Repeat every entry word for word; omit all pictures.

───── THE DATA

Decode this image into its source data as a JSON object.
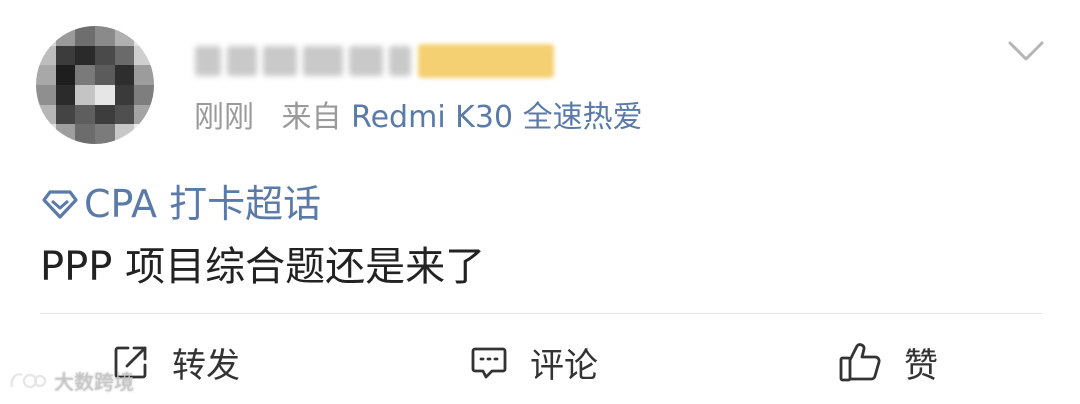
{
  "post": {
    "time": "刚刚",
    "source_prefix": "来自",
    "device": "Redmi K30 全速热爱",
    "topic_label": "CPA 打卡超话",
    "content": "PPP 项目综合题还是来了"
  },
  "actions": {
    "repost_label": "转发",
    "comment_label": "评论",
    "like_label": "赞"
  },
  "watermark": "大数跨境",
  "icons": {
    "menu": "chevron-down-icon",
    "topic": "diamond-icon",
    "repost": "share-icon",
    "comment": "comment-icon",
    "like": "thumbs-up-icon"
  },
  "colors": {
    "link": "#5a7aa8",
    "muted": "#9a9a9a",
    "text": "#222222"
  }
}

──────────

EXERCISE SOLUTION:
Decode this image into its source data as a JSON object.
{
  "post": {
    "time": "刚刚",
    "source_prefix": "来自",
    "device": "Redmi K30 全速热爱",
    "topic_label": "CPA 打卡超话",
    "content": "PPP 项目综合题还是来了"
  },
  "actions": {
    "repost_label": "转发",
    "comment_label": "评论",
    "like_label": "赞"
  },
  "watermark": "大数跨境",
  "icons": {
    "menu": "chevron-down-icon",
    "topic": "diamond-icon",
    "repost": "share-icon",
    "comment": "comment-icon",
    "like": "thumbs-up-icon"
  },
  "colors": {
    "link": "#5a7aa8",
    "muted": "#9a9a9a",
    "text": "#222222"
  }
}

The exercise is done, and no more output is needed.